    All these keywords.

    JEL classification:

    • I2 - Health, Education, and Welfare - - Education
    • I18 - Health, Education, and Welfare - - Health - - - Government Policy; Regulation; Public Health
    • J18 - Labor and Demographic Economics - - Demographic Economics - - - Public Policy

    NEP fields

    This paper has been announced in the following NEP Reports:

    Statistics

    Access and download statistics

    Corrections

    All material on this site has been provided by the respective publishers and authors. You can help correct errors and omissions.
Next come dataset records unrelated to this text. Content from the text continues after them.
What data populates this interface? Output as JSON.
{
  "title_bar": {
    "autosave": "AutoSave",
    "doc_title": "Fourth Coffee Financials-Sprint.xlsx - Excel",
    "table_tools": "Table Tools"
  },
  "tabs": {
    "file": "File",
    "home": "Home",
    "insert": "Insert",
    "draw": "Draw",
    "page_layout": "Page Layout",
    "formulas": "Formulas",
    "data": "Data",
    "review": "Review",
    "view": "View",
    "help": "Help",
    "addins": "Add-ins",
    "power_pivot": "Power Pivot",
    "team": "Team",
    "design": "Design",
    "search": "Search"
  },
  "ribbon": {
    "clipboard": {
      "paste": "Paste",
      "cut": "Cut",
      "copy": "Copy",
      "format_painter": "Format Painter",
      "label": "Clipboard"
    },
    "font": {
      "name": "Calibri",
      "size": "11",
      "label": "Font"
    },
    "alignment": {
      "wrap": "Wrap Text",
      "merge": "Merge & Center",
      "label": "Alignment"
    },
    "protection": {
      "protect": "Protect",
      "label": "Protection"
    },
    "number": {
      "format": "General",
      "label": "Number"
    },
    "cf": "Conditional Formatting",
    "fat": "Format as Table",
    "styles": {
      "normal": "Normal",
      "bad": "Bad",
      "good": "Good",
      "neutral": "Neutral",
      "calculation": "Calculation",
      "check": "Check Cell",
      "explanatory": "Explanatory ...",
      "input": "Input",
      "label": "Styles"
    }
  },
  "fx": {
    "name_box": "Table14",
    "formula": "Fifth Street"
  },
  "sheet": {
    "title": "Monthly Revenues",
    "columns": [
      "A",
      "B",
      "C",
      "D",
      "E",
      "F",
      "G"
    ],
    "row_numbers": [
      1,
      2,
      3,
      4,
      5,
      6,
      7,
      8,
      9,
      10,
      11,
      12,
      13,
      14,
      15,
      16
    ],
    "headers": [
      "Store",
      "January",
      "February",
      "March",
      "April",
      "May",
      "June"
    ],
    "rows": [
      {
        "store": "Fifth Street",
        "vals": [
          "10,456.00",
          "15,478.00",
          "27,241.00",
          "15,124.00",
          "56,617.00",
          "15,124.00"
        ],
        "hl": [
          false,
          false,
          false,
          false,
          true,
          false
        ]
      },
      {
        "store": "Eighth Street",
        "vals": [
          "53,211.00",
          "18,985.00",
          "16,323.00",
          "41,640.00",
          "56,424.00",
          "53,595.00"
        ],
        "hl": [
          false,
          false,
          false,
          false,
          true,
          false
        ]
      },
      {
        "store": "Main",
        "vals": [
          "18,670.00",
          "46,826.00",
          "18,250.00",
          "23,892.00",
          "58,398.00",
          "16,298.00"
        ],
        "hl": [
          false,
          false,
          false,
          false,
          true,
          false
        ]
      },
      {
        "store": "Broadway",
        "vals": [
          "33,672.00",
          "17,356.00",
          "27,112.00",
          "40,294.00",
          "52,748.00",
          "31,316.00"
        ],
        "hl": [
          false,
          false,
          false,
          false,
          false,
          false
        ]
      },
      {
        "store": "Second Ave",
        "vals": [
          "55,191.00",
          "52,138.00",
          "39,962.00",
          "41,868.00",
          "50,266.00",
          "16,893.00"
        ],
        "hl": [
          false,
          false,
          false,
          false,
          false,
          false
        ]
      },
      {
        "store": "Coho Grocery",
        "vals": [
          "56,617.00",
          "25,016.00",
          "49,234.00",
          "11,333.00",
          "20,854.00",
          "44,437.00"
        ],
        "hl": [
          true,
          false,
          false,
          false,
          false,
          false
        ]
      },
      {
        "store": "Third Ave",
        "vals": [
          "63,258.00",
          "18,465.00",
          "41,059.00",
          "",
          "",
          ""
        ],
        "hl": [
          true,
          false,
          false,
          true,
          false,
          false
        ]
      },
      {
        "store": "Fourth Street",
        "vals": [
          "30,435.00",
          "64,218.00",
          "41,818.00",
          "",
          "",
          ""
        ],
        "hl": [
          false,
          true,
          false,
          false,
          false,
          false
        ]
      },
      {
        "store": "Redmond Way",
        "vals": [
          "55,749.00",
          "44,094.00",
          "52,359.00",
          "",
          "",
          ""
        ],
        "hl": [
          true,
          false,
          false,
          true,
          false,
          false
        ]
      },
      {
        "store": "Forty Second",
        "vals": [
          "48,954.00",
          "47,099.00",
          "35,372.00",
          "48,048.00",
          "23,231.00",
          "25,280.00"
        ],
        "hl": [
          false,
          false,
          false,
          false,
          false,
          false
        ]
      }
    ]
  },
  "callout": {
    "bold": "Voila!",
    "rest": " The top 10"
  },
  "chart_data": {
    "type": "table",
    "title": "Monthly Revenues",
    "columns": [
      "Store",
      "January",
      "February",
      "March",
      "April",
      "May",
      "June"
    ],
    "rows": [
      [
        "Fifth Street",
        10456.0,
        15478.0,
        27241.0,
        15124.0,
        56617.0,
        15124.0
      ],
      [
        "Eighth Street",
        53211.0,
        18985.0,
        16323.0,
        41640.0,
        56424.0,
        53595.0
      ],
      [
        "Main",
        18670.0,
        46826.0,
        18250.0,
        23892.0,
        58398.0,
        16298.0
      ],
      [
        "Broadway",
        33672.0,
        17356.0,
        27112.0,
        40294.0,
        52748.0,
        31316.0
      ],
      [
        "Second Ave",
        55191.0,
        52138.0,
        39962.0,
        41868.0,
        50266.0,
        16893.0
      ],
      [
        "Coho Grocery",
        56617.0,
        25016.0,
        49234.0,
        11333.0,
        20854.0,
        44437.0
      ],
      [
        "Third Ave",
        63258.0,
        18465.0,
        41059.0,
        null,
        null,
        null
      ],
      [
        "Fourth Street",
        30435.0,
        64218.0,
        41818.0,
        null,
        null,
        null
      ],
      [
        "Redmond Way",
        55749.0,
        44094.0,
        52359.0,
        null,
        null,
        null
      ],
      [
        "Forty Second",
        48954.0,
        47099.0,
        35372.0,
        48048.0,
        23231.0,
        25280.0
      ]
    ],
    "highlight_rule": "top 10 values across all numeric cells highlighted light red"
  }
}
When requesting a correction, please mention this item's handle: RePEc:iza:izapps:pp38. See general information about how to correct material in RePEc.

    For technical questions regarding this item, or to correct its authors, title, abstract, bibliographic or download information, contact: . General contact details of provider: https://edirc.repec.org/data/izaaade.html .

    If you have authored this item and are not yet registered with RePEc, we encourage you to do it here. This allows to link your profile to this item. It also allows you to accept potential citations to this item that we are uncertain about.

    If CitEc recognized a bibliographic reference but did not link an item in RePEc to it, you can help with this form .

    If you know of missing items citing this one, you can help us creating those links by adding the relevant references in the same way as above, for each refering item. If you are a registered author of this item, you may also want to check the "citations" tab in your RePEc Author Service profile, as there may be some citations waiting for confirmation.

    For technical questions regarding this item, or to correct its authors, title, abstract, bibliographic or download information, contact: Holger Hinte (email available below). General contact details of provider: https://edirc.repec.org/data/izaaade.html .

    Please note that corrections may take a couple of weeks to filter through the various RePEc services.

    IDEAS is a RePEc service hosted by the Research Division of the Federal Reserve Bank of St. Louis . RePEc uses bibliographic data supplied by the respective publishers.